The Canadian cryptocurrency exchange Coinsquare will debut its services in the European market in Q4 2018, marking its first international expansion under the Coinsquare brand.
Coinsquare’s First International Expansion
Coinsquare, a Canada-based cryptocurrency exchange, has revealed that it will expand into the European market later this year, providing European citizens with access to its entire suite of coins–including Bitcoin, Bitcoin Cash, Ethereum, Litecoin, Ripple, Dogecoin and Dash.
Founded in 2014, Coinsquare provides consumers the opportunity to trade fiat currency for a variety of cryptocurrencies.
In a press release, Thomas Jankowski, chief digital and growth officer, said:
“Cryptocurrency investors globally want a platform they can trust. Coinsquare is a regulated, fully-compliant trading platform and we’re thrilled to offer the European market the same secure and intuitive interface that we offer to Canadians.”
The move marks the exchange’s first international expansion under the Coinsquare brand; however, it isn’t the company’s first step into the global cryptocurrency market.
Most recently, the company unveiled plans to power a Japanese exchange through Coinsquare Licensing in partnership with DLTa21, a global cryptocurrency investment bank.
According to CEO Cole Diamond:
“Entering on a massive market like the EU is an exciting step closer to Coinsquare’s vision of becoming a global 21st-century financial institution.
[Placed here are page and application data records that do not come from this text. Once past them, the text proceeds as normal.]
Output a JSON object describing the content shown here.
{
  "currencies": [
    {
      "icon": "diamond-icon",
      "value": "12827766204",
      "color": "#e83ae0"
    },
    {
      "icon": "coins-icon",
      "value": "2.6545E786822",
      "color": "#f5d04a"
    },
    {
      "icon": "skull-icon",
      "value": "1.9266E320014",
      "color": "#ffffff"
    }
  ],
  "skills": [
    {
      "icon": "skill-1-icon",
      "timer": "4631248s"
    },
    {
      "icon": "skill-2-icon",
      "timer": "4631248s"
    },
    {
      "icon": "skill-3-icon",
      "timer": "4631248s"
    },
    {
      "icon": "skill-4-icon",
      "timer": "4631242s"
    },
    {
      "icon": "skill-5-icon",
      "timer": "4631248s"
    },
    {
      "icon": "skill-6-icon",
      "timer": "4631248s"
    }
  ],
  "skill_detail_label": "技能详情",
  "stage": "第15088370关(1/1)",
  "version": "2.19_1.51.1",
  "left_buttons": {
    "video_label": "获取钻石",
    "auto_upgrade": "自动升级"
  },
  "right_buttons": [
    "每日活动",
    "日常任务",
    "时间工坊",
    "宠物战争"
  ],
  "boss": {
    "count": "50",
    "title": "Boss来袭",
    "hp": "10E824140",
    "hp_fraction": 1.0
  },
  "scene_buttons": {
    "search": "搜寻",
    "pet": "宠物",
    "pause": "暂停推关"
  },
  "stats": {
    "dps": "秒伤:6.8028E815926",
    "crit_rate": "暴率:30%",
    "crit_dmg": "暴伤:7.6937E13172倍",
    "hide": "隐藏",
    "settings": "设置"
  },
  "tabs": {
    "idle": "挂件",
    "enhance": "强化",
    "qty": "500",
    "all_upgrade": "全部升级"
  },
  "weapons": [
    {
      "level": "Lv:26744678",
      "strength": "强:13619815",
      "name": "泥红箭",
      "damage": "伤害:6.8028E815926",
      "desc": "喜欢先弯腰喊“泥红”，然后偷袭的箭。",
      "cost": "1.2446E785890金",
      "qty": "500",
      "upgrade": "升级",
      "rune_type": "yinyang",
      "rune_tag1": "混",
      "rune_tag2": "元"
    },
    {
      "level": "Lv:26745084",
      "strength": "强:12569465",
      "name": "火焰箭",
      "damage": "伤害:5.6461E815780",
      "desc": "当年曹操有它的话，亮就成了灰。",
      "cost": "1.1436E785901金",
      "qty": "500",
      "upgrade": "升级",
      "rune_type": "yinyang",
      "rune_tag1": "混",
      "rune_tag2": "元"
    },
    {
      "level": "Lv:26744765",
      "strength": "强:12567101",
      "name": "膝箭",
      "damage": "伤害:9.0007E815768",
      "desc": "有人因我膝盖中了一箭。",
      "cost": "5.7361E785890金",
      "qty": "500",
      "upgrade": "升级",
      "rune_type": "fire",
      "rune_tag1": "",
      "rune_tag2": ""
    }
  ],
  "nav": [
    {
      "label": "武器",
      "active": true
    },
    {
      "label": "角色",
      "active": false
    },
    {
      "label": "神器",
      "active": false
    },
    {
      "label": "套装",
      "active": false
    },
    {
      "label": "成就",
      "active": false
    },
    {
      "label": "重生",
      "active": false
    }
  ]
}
Already the premier cryptocurrency exchange in Canada, we are careful in how we expand internationally to ensure we can offer the same high quality, secure service in every country we operate.
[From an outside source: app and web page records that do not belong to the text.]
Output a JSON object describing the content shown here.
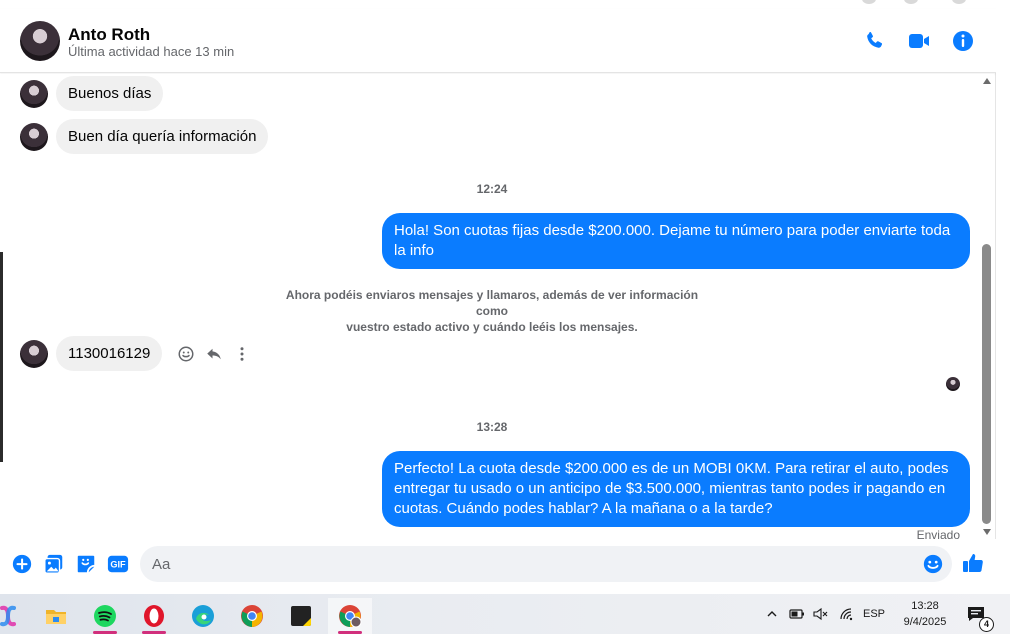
{
  "colors": {
    "accent": "#0a7cff",
    "bubble_in": "#f0f0f0",
    "muted_text": "#65676b"
  },
  "header": {
    "contact_name": "Anto Roth",
    "status": "Última actividad hace 13 min",
    "icons": [
      "phone-icon",
      "video-camera-icon",
      "info-icon"
    ]
  },
  "messages": {
    "incoming_1": "Buenos días",
    "incoming_2": "Buen día quería información",
    "time_1": "12:24",
    "outgoing_1": "Hola! Son cuotas fijas desde $200.000. Dejame tu número para poder enviarte toda la info",
    "notice_line_1": "Ahora podéis enviaros mensajes y llamaros, además de ver información como",
    "notice_line_2": "vuestro estado activo y cuándo leéis los mensajes.",
    "incoming_3": "1130016129",
    "time_2": "13:28",
    "outgoing_2": "Perfecto! La cuota desde $200.000 es de un MOBI 0KM. Para retirar el auto, podes entregar tu usado o un anticipo de $3.500.000, mientras tanto podes ir pagando en cuotas. Cuándo podes hablar? A la mañana o a la tarde?",
    "sent_status": "Enviado"
  },
  "composer": {
    "placeholder": "Aa",
    "gif_label": "GIF",
    "icons": [
      "plus-icon",
      "photo-icon",
      "sticker-icon",
      "gif-icon",
      "emoji-icon",
      "thumbs-up-icon"
    ]
  },
  "taskbar": {
    "apps": [
      "copilot-icon",
      "file-explorer-icon",
      "spotify-icon",
      "opera-icon",
      "edge-icon",
      "chrome-icon",
      "sticky-notes-icon",
      "chrome-profile-icon"
    ],
    "language": "ESP",
    "time": "13:28",
    "date": "9/4/2025",
    "notification_count": "4"
  }
}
Other Fiat-to-Crypto Exchanges in Europe?
While Coinsquare didn’t reveal which forms of fiat currency it would accept, or which European countries would have access to the platform, other cryptocurrency exchanges are exploring the region.
Recently, Binance partnered with the Liechtenstein Cryptoassets Exchange to build a fiat-to-cryptocurrency exchange that will support trading between the euro, Swiss franc and “major” cryptocurrency pairs, as previously reported by CryptoSlate.
Cover Photo by Berkay Gumustekin on Unsplash